## Extracted entries
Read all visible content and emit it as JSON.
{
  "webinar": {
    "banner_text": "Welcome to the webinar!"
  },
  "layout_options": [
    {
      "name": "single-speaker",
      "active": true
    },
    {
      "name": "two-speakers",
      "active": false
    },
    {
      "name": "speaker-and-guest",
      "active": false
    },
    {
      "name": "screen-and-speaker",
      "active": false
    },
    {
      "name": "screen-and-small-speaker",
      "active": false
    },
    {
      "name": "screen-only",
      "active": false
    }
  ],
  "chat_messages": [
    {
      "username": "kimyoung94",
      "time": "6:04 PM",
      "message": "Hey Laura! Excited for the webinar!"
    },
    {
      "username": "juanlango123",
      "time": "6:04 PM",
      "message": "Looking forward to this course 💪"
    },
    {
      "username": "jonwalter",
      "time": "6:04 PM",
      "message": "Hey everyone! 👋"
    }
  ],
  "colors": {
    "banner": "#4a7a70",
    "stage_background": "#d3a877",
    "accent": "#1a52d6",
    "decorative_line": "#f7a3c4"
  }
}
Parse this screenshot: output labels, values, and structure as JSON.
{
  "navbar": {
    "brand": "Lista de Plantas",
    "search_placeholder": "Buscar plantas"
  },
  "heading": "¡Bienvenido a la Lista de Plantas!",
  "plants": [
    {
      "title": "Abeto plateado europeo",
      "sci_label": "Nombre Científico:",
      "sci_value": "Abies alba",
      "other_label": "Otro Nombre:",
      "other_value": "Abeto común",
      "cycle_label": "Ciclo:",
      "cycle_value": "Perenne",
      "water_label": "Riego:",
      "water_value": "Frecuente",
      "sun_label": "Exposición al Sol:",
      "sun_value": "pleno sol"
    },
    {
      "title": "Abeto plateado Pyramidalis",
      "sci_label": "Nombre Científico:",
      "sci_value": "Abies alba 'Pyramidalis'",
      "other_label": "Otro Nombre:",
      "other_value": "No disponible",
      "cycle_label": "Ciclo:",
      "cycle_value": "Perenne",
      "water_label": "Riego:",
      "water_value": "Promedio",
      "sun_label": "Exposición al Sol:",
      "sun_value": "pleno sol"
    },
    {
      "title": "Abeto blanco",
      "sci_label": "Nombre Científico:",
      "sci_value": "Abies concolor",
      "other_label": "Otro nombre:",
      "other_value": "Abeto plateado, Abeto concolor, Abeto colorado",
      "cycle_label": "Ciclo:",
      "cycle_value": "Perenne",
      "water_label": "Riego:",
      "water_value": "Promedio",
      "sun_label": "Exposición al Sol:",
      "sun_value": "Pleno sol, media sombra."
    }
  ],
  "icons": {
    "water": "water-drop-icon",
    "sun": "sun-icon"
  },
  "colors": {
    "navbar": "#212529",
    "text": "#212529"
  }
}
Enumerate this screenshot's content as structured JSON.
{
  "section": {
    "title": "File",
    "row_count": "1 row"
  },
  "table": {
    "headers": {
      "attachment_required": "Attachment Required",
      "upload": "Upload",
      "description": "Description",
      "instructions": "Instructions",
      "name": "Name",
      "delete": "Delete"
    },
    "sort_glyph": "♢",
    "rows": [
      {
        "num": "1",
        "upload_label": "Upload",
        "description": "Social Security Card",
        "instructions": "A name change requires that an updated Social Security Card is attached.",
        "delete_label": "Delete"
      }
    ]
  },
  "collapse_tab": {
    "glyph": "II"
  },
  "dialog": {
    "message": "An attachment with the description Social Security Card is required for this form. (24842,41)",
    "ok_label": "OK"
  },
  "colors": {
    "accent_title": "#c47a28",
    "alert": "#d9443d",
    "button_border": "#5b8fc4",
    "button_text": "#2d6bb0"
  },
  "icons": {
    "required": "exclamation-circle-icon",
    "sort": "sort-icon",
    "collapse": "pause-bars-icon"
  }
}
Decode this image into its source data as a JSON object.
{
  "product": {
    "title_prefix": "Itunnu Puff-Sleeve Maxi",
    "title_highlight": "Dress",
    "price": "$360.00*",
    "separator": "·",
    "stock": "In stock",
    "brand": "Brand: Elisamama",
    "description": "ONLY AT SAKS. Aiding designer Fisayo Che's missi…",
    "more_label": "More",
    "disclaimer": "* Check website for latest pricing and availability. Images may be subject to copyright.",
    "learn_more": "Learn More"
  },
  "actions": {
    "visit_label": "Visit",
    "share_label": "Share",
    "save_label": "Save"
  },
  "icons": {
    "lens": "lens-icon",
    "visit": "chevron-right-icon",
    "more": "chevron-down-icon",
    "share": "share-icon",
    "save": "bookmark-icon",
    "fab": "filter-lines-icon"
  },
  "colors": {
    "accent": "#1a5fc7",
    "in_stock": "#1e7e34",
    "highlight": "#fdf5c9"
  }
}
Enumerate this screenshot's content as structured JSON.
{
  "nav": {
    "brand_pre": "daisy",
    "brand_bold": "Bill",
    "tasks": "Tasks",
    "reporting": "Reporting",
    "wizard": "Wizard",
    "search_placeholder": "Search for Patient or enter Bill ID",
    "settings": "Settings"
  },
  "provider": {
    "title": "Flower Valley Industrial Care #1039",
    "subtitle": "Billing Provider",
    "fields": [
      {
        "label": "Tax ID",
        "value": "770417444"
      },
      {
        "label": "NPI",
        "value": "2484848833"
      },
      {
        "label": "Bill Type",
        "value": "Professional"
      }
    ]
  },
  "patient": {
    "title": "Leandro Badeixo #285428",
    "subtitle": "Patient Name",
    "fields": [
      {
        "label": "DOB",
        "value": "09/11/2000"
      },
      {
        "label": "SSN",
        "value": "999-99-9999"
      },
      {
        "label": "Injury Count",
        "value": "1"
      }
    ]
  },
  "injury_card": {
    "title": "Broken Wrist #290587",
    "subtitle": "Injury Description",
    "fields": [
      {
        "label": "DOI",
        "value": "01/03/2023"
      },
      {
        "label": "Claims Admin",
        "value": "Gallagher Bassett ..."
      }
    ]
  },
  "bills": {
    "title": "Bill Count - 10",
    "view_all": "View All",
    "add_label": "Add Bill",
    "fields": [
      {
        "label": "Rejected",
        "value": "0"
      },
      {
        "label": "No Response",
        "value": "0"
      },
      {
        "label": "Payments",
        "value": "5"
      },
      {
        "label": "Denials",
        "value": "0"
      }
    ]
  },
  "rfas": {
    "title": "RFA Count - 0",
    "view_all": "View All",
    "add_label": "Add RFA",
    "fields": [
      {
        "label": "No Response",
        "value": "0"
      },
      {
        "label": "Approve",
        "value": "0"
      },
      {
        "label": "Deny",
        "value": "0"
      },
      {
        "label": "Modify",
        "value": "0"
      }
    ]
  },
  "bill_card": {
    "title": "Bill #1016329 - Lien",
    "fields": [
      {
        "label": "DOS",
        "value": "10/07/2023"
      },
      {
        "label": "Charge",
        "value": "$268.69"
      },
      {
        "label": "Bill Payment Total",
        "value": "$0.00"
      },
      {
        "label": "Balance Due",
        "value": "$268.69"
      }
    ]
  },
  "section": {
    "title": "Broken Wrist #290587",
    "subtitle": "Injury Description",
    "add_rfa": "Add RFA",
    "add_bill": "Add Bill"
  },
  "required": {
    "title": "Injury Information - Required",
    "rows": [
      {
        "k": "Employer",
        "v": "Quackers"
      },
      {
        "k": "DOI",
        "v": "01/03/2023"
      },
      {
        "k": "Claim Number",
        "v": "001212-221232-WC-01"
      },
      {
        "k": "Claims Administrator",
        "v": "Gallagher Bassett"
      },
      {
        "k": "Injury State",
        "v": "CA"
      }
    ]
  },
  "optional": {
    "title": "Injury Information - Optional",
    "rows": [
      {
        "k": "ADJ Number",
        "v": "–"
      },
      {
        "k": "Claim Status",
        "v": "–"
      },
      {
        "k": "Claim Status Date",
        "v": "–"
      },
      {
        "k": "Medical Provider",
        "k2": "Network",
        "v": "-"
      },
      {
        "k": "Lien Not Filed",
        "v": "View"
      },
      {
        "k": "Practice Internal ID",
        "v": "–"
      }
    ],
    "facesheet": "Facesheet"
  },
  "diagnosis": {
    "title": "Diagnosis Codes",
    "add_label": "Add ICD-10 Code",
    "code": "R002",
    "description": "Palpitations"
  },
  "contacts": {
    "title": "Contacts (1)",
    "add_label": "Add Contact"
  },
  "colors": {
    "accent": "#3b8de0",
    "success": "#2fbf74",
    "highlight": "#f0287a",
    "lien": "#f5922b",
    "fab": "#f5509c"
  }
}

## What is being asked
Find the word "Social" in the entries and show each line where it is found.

## Output below
        "description": "Social Security Card",
        "instructions": "A name change requires that an updated Social Security Card is attached.",
    "message": "An attachment with the description Social Security Card is required for this form. (24842,41)",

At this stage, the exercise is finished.